▶ What you have to do
Go over the entries below line by line, copying each one that contains the word "title".

[Web page and app entries]
-- -- --

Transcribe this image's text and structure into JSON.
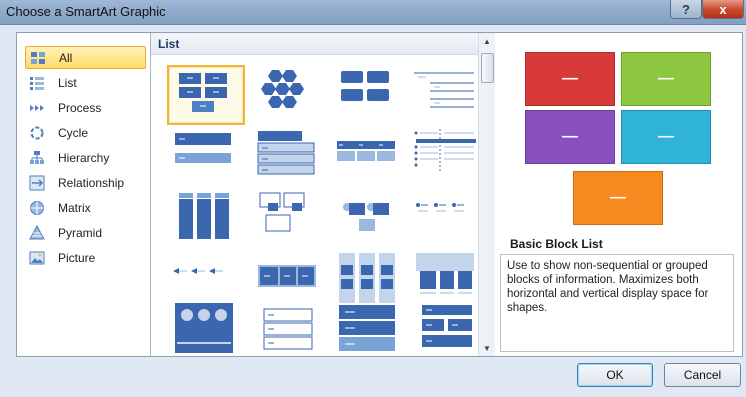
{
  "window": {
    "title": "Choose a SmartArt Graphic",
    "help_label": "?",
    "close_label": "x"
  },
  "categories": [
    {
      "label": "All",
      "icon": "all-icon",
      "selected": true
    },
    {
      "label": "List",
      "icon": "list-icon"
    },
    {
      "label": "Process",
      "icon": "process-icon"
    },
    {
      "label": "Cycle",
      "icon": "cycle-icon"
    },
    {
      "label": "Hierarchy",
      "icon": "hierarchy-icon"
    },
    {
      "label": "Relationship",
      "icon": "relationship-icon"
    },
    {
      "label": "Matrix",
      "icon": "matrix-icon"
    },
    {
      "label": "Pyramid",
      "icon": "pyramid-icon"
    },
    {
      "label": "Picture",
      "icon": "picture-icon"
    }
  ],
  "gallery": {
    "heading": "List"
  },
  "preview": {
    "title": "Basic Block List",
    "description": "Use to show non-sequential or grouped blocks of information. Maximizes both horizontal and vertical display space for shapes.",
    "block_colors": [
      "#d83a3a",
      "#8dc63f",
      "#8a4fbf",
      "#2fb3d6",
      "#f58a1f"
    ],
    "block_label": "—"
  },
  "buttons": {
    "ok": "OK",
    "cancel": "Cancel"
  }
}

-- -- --

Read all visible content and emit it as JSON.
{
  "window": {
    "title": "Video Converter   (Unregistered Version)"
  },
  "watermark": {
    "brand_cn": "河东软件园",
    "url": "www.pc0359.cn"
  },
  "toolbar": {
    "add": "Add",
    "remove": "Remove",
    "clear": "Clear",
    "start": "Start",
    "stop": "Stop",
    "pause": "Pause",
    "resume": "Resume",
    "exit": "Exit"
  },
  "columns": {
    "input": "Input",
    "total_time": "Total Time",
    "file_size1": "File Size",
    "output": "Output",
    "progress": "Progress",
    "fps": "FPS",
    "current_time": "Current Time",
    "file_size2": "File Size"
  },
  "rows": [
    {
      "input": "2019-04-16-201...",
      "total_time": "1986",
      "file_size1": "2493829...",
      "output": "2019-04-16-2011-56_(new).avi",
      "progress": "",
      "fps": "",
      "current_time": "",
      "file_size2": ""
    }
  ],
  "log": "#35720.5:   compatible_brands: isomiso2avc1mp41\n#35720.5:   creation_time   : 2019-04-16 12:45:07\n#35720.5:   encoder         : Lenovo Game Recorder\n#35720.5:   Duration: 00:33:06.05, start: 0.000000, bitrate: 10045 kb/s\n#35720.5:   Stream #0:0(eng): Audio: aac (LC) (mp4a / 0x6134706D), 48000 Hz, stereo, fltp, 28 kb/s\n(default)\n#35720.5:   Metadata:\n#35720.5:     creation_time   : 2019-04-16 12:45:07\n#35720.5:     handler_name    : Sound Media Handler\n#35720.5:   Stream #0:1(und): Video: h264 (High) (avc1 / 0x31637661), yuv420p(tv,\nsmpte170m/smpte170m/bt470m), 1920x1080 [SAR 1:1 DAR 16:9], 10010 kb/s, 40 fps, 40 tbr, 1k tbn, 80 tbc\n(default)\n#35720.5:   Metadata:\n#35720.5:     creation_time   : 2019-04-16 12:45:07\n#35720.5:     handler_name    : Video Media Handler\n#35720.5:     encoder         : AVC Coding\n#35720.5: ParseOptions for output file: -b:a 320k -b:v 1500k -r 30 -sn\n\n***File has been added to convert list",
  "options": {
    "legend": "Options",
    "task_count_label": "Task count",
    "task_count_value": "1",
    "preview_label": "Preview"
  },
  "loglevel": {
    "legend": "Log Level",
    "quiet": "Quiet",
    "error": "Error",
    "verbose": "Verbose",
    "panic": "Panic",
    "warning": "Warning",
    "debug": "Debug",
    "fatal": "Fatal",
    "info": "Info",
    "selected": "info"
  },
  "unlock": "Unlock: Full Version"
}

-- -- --

▶ The completed task
    "title": "Choose a SmartArt Graphic",
    "title": "Basic Block List",
    "title": "Video Converter   (Unregistered Version)"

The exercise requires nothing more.